WHAT NEEDS TO BE DONE » Report each line from the listing that the string "Authentication" appears in.

DATA FOR PROCESSING »
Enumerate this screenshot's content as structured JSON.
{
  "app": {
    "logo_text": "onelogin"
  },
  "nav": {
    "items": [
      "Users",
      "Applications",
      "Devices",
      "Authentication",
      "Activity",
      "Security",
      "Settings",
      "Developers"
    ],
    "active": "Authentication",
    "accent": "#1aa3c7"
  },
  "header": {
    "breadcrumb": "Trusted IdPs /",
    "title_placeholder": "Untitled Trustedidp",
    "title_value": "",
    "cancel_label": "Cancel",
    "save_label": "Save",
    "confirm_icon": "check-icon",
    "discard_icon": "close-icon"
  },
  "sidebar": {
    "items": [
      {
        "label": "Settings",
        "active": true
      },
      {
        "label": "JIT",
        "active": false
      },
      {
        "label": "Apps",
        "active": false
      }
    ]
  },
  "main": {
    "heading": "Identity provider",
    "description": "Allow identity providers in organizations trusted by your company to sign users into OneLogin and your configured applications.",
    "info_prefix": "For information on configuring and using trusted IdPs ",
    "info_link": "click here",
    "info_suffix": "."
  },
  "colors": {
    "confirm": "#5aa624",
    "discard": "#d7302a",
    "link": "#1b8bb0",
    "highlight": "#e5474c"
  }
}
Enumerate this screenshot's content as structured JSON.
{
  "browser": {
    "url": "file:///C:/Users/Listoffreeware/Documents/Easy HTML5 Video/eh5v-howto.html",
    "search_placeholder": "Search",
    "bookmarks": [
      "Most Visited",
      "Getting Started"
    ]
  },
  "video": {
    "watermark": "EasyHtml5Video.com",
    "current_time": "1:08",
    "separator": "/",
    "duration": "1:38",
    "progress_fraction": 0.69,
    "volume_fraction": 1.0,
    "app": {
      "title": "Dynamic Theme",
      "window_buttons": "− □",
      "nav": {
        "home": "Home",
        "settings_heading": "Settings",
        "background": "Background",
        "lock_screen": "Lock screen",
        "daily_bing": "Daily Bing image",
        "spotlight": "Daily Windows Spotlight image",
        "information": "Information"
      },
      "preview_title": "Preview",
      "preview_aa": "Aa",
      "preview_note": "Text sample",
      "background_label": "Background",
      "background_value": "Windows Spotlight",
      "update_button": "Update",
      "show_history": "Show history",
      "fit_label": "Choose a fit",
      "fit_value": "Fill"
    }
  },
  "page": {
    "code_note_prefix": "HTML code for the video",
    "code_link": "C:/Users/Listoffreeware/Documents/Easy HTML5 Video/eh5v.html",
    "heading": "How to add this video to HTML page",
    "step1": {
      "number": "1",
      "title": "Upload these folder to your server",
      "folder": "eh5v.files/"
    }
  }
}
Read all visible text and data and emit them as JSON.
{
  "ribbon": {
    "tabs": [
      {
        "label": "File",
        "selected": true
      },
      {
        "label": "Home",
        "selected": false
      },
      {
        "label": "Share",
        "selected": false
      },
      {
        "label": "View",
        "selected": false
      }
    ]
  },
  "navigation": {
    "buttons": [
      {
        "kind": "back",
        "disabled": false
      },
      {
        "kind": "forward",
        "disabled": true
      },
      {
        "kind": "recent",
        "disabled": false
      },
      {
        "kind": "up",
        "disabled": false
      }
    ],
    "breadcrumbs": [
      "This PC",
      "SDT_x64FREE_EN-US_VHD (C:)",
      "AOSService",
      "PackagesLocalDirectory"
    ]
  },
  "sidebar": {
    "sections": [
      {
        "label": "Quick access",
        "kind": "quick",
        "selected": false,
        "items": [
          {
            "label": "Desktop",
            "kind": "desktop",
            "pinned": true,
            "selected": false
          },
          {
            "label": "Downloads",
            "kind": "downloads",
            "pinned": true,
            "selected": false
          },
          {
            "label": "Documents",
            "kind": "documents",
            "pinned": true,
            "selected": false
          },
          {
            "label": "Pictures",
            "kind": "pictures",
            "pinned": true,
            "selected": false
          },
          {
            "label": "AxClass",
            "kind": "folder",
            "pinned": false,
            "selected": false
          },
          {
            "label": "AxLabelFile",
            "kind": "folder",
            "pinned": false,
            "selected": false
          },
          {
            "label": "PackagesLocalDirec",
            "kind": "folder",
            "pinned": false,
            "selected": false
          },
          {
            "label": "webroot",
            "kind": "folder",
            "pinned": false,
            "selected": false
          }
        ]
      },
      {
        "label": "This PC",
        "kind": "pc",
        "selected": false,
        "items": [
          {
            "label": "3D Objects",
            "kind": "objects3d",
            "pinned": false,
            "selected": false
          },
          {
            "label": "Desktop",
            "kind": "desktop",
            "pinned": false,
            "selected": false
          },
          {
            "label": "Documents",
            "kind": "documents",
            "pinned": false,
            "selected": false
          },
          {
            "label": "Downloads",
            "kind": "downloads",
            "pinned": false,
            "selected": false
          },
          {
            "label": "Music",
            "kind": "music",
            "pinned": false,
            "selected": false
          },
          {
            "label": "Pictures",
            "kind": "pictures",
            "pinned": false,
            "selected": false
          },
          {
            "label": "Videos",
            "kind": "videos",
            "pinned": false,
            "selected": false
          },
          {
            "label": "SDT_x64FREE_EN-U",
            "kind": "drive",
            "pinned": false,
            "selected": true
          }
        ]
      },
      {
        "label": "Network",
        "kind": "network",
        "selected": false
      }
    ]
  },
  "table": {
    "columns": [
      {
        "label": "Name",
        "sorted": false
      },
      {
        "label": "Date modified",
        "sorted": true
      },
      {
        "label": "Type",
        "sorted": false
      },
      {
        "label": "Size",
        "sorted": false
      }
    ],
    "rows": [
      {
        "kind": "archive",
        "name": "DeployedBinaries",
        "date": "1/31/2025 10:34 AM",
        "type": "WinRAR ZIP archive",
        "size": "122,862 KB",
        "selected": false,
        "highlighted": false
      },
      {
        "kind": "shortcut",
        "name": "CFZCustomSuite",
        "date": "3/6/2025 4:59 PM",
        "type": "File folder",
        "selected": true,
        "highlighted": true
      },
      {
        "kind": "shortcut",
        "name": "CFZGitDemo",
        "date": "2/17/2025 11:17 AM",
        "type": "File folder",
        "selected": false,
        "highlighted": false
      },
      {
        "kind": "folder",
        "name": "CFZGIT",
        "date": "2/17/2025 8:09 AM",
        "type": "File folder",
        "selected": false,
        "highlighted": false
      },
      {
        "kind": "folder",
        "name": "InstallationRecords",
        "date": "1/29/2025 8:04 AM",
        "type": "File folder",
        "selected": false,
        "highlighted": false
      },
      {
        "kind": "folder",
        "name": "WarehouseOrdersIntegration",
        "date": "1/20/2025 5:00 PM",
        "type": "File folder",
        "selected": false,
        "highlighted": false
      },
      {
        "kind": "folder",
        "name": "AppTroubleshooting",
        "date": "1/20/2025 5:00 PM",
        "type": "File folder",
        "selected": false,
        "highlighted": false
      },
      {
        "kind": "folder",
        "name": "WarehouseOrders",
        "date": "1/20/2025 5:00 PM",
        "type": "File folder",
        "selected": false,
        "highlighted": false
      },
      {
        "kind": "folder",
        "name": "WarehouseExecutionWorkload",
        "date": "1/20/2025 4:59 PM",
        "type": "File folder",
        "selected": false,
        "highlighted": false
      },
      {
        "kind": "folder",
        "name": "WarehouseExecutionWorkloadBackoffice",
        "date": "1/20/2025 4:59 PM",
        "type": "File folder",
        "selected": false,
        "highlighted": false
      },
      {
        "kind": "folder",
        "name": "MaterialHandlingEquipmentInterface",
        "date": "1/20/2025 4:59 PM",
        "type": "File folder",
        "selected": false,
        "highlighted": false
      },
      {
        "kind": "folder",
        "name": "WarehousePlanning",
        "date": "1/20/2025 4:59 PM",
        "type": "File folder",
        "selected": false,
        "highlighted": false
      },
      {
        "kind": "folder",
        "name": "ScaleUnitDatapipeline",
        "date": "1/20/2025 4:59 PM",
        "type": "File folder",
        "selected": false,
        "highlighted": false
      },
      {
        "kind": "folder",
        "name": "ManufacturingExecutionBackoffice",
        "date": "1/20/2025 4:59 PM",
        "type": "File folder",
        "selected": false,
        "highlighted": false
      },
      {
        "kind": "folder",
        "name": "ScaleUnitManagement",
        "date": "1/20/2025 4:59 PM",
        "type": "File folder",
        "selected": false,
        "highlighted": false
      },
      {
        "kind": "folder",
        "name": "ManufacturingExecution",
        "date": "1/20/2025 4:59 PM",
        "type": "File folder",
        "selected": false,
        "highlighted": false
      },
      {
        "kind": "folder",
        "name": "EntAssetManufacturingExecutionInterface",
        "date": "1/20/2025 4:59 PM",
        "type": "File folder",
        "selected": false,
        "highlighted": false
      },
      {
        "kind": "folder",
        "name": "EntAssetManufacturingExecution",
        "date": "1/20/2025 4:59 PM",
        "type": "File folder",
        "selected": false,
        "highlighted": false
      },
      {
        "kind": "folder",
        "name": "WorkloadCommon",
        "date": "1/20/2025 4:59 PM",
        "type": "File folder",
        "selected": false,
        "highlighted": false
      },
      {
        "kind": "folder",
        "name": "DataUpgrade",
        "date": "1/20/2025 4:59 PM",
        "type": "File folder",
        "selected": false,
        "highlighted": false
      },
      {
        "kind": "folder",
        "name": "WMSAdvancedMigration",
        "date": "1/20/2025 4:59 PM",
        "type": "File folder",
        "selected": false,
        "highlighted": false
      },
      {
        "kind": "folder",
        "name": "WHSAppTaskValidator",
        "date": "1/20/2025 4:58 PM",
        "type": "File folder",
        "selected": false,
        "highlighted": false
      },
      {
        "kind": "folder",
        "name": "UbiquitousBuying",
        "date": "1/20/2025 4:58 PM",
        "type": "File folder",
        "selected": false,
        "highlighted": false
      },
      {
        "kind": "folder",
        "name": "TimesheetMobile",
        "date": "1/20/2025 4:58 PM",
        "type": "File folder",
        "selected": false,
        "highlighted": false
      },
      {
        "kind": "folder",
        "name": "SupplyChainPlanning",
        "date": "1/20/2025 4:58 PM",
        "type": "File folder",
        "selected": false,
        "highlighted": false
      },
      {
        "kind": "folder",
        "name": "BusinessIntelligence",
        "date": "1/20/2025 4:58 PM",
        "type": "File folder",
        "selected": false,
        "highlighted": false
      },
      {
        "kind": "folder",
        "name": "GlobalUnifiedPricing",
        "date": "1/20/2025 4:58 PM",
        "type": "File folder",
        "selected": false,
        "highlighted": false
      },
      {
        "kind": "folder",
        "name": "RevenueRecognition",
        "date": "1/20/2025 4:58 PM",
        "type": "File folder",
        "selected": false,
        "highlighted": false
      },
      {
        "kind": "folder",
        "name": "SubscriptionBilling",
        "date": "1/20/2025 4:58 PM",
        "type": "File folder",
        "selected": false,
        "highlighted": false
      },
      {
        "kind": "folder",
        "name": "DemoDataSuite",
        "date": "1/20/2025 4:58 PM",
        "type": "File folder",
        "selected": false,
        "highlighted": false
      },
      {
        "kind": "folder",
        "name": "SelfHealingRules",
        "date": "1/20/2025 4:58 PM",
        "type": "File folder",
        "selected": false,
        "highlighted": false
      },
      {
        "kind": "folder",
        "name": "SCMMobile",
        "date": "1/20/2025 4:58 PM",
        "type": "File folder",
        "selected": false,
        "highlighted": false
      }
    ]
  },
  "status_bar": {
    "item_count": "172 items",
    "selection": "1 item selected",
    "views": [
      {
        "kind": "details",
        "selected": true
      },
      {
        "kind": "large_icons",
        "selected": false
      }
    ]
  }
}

SOLUTION TO THE PROBLEM »
      "Authentication",
    "active": "Authentication",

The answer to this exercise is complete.